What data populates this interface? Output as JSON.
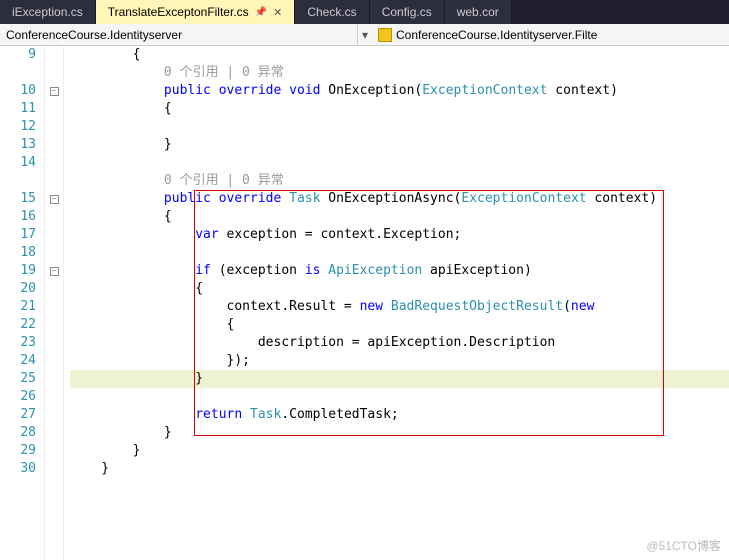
{
  "tabs": {
    "t0": "iException.cs",
    "t1": "TranslateExceptonFilter.cs",
    "t2": "Check.cs",
    "t3": "Config.cs",
    "t4": "web.cor",
    "pin": "📌",
    "close": "✕"
  },
  "breadcrumb": {
    "left": "ConferenceCourse.Identityserver",
    "right": "ConferenceCourse.Identityserver.Filte",
    "drop": "▾"
  },
  "codelens": {
    "a": "0 个引用 | 0 异常",
    "b": "0 个引用 | 0 异常"
  },
  "ln": {
    "l9": "9",
    "l10": "10",
    "l11": "11",
    "l12": "12",
    "l13": "13",
    "l14": "14",
    "l15": "15",
    "l16": "16",
    "l17": "17",
    "l18": "18",
    "l19": "19",
    "l20": "20",
    "l21": "21",
    "l22": "22",
    "l23": "23",
    "l24": "24",
    "l25": "25",
    "l26": "26",
    "l27": "27",
    "l28": "28",
    "l29": "29",
    "l30": "30"
  },
  "fold": {
    "minus": "−"
  },
  "code": {
    "l9": "        {",
    "l10_a": "            ",
    "l10_kw1": "public",
    "l10_s1": " ",
    "l10_kw2": "override",
    "l10_s2": " ",
    "l10_kw3": "void",
    "l10_s3": " OnException(",
    "l10_ty": "ExceptionContext",
    "l10_s4": " context)",
    "l11": "            {",
    "l12": "",
    "l13": "            }",
    "l14": "",
    "l15_a": "            ",
    "l15_kw1": "public",
    "l15_s1": " ",
    "l15_kw2": "override",
    "l15_s2": " ",
    "l15_ty1": "Task",
    "l15_s3": " OnExceptionAsync(",
    "l15_ty2": "ExceptionContext",
    "l15_s4": " context)",
    "l16": "            {",
    "l17_a": "                ",
    "l17_kw": "var",
    "l17_b": " exception = context.Exception;",
    "l18": "",
    "l19_a": "                ",
    "l19_kw1": "if",
    "l19_b": " (exception ",
    "l19_kw2": "is",
    "l19_c": " ",
    "l19_ty": "ApiException",
    "l19_d": " apiException)",
    "l20": "                {",
    "l21_a": "                    context.Result = ",
    "l21_kw": "new",
    "l21_b": " ",
    "l21_ty": "BadRequestObjectResult",
    "l21_c": "(",
    "l21_kw2": "new",
    "l22": "                    {",
    "l23": "                        description = apiException.Description",
    "l24": "                    });",
    "l25": "                }",
    "l26": "",
    "l27_a": "                ",
    "l27_kw": "return",
    "l27_b": " ",
    "l27_ty": "Task",
    "l27_c": ".CompletedTask;",
    "l28": "            }",
    "l29": "        }",
    "l30": "    }"
  },
  "watermark": "@51CTO博客"
}
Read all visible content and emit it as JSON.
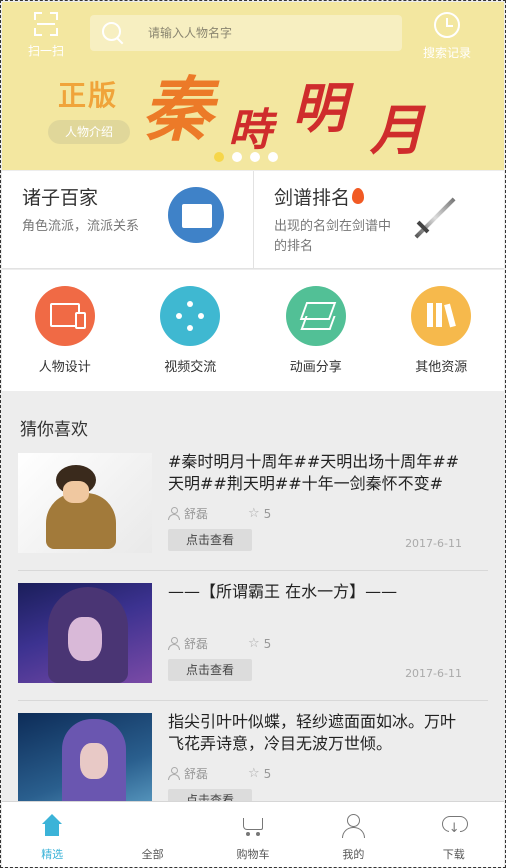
{
  "header": {
    "scan_label": "扫一扫",
    "search_placeholder": "请输入人物名字",
    "history_label": "搜索记录"
  },
  "banner": {
    "badge": "正版",
    "intro_button": "人物介绍",
    "title_art_text": "秦時明月",
    "dots": 4,
    "active_dot": 0
  },
  "features": [
    {
      "title": "诸子百家",
      "desc": "角色流派，流派关系"
    },
    {
      "title": "剑谱排名",
      "desc_line1": "出现的名剑在剑谱中",
      "desc_line2": "的排名"
    }
  ],
  "categories": [
    {
      "label": "人物设计",
      "icon": "ui-icon",
      "color": "#f06a45"
    },
    {
      "label": "视频交流",
      "icon": "video-icon",
      "color": "#3fb8d1"
    },
    {
      "label": "动画分享",
      "icon": "layers-icon",
      "color": "#52c096"
    },
    {
      "label": "其他资源",
      "icon": "books-icon",
      "color": "#f6b94c"
    }
  ],
  "recommend": {
    "title": "猜你喜欢",
    "items": [
      {
        "title": "#秦时明月十周年##天明出场十周年##天明##荆天明##十年一剑秦怀不变#",
        "author": "舒磊",
        "stars": "5",
        "button": "点击查看",
        "date": "2017-6-11"
      },
      {
        "title": "——【所谓霸王 在水一方】——",
        "author": "舒磊",
        "stars": "5",
        "button": "点击查看",
        "date": "2017-6-11"
      },
      {
        "title": "指尖引叶叶似蝶，轻纱遮面面如冰。万叶飞花弄诗意，冷目无波万世倾。",
        "author": "舒磊",
        "stars": "5",
        "button": "点击查看",
        "date": ""
      }
    ]
  },
  "tabbar": [
    {
      "label": "精选",
      "icon": "home-icon",
      "active": true
    },
    {
      "label": "全部",
      "icon": "grid-icon"
    },
    {
      "label": "购物车",
      "icon": "cart-icon"
    },
    {
      "label": "我的",
      "icon": "user-icon"
    },
    {
      "label": "下载",
      "icon": "cloud-download-icon"
    }
  ],
  "colors": {
    "accent": "#3bb3d8",
    "banner_bg": "#f3e7a0"
  }
}
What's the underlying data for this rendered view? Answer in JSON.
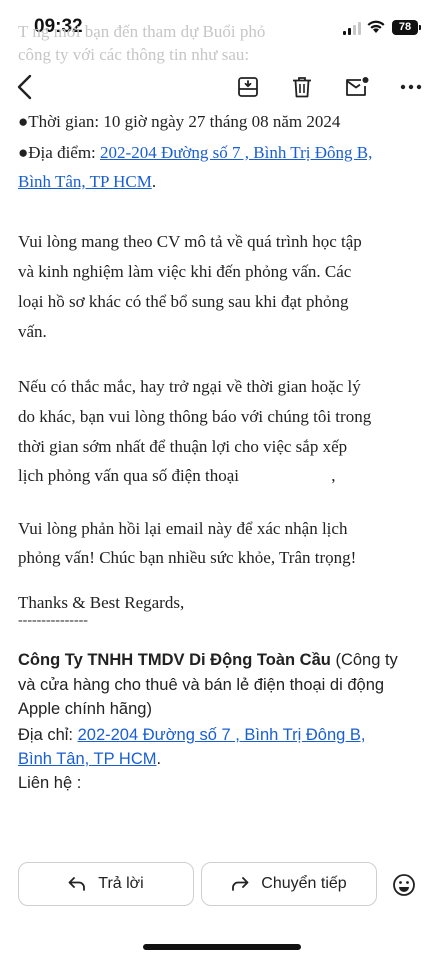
{
  "status_bar": {
    "time": "09:32",
    "battery": "78"
  },
  "toolbar": {
    "ghost_line_1": "T  ng  mời bạn đến tham dự Buổi phỏ  ",
    "ghost_line_2": "công ty với các thông tin như sau:",
    "icons": [
      "back-icon",
      "archive-icon",
      "trash-icon",
      "mark-unread-icon",
      "more-icon"
    ]
  },
  "email": {
    "cut_line": "●Thời gian: 10 giờ ngày 27 tháng 08 năm 2024",
    "location_label": "●Địa điểm: ",
    "location_link_1": "202-204 Đường số 7 , Bình Trị Đông B,",
    "location_link_2": "Bình Tân, TP HCM",
    "location_period": ".",
    "para1_line1": "Vui lòng mang theo CV mô tả về quá trình học tập",
    "para1_line2": "và kinh nghiệm làm việc khi đến phỏng vấn. Các",
    "para1_line3": "loại hồ sơ khác có thể bổ sung sau khi đạt phỏng",
    "para1_line4": "vấn.",
    "para2_line1": "Nếu có thắc mắc, hay trở ngại về thời gian hoặc lý",
    "para2_line2": "do khác, bạn vui lòng thông báo với chúng tôi trong",
    "para2_line3": "thời gian sớm nhất để thuận lợi cho việc sắp xếp",
    "para2_line4": "lịch phỏng vấn qua số điện thoại",
    "para2_tail": ",",
    "para3_line1": "Vui lòng phản hồi lại email này để xác nhận lịch",
    "para3_line2": "phỏng vấn! Chúc bạn nhiều sức khỏe, Trân trọng!",
    "thanks": "Thanks & Best Regards,",
    "dashes": "---------------",
    "company_name": "Công Ty TNHH TMDV Di Động Toàn Cầu",
    "company_desc_1": " (Công ty",
    "company_desc_2": "và cửa hàng cho thuê và bán lẻ điện thoại di động",
    "company_desc_3": "Apple chính hãng)",
    "address_label": "Địa chỉ: ",
    "address_link_1": "202-204 Đường số 7 , Bình Trị Đông B,",
    "address_link_2": "Bình Tân, TP HCM",
    "address_period": ".",
    "contact_label": "Liên hệ : "
  },
  "actions": {
    "reply_label": "Trả lời",
    "forward_label": "Chuyển tiếp"
  }
}
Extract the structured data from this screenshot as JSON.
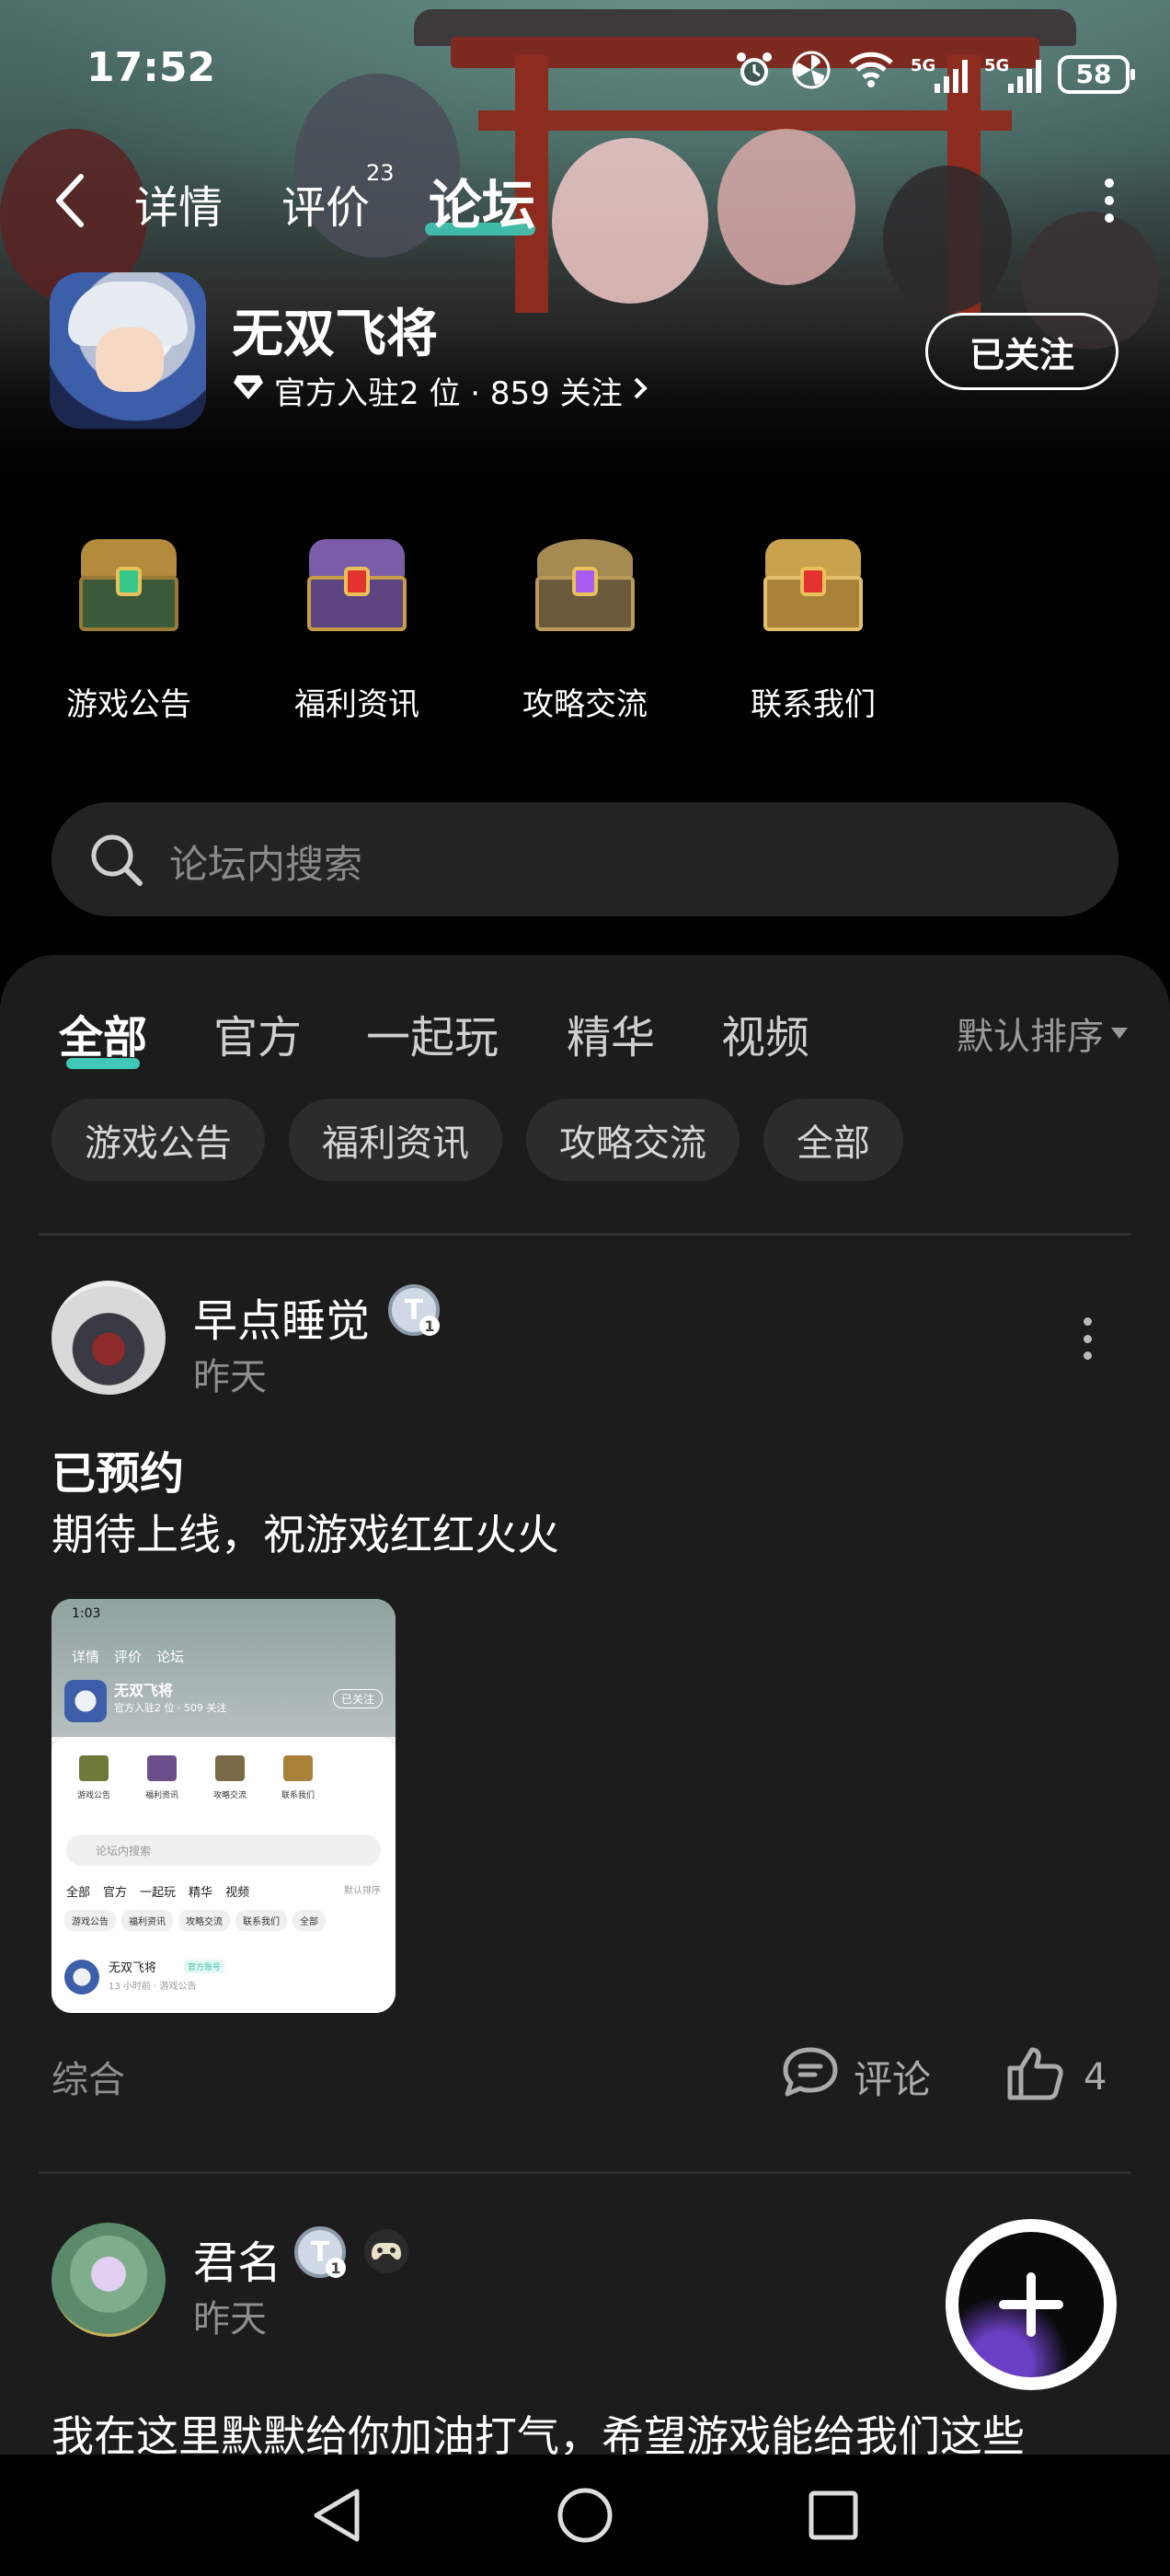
{
  "status_bar": {
    "time": "17:52",
    "network_label_1": "5G",
    "network_label_2": "5G",
    "battery": "58"
  },
  "top_nav": {
    "tabs": [
      {
        "label": "详情",
        "active": false
      },
      {
        "label": "评价",
        "active": false,
        "badge": "23"
      },
      {
        "label": "论坛",
        "active": true
      }
    ]
  },
  "game": {
    "name": "无双飞将",
    "meta": "官方入驻2 位 · 859 关注",
    "follow_label": "已关注"
  },
  "categories": [
    {
      "label": "游戏公告",
      "icon": "green-treasure-chest-icon"
    },
    {
      "label": "福利资讯",
      "icon": "purple-treasure-chest-icon"
    },
    {
      "label": "攻略交流",
      "icon": "purple-lantern-chest-icon"
    },
    {
      "label": "联系我们",
      "icon": "gold-treasure-chest-icon"
    }
  ],
  "search": {
    "placeholder": "论坛内搜索"
  },
  "feed_tabs": {
    "items": [
      "全部",
      "官方",
      "一起玩",
      "精华",
      "视频"
    ],
    "active": "全部",
    "sort_label": "默认排序"
  },
  "chips": [
    "游戏公告",
    "福利资讯",
    "攻略交流",
    "全部"
  ],
  "posts": [
    {
      "user": "早点睡觉",
      "level": "1",
      "time": "昨天",
      "title": "已预约",
      "body": "期待上线，祝游戏红红火火",
      "tag": "综合",
      "comment_label": "评论",
      "likes": "4",
      "thumbnail": {
        "time": "1:03",
        "nav": [
          "详情",
          "评价",
          "论坛"
        ],
        "name": "无双飞将",
        "meta": "官方入驻2 位 · 509 关注",
        "follow": "已关注",
        "cats": [
          "游戏公告",
          "福利资讯",
          "攻略交流",
          "联系我们"
        ],
        "search": "论坛内搜索",
        "tabs": [
          "全部",
          "官方",
          "一起玩",
          "精华",
          "视频"
        ],
        "sort": "默认排序",
        "chips": [
          "游戏公告",
          "福利资讯",
          "攻略交流",
          "联系我们",
          "全部"
        ],
        "post_name": "无双飞将",
        "post_badge": "官方账号",
        "post_meta": "13 小时前 · 游戏公告"
      }
    },
    {
      "user": "君名",
      "level": "1",
      "time": "昨天",
      "body": "我在这里默默给你加油打气，希望游戏能给我们这些"
    }
  ],
  "colors": {
    "accent": "#3fc8b4",
    "panel_bg": "#1c1c1c",
    "chip_bg": "#2c2c2c",
    "search_bg": "#232323"
  }
}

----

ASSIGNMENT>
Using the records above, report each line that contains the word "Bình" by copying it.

SOLUTION BELOW>
    "location_link_1": "202-204 Đường số 7 , Bình Trị Đông B,",
    "location_link_2": "Bình Tân, TP HCM",
    "address_link_1": "202-204 Đường số 7 , Bình Trị Đông B,",
    "address_link_2": "Bình Tân, TP HCM",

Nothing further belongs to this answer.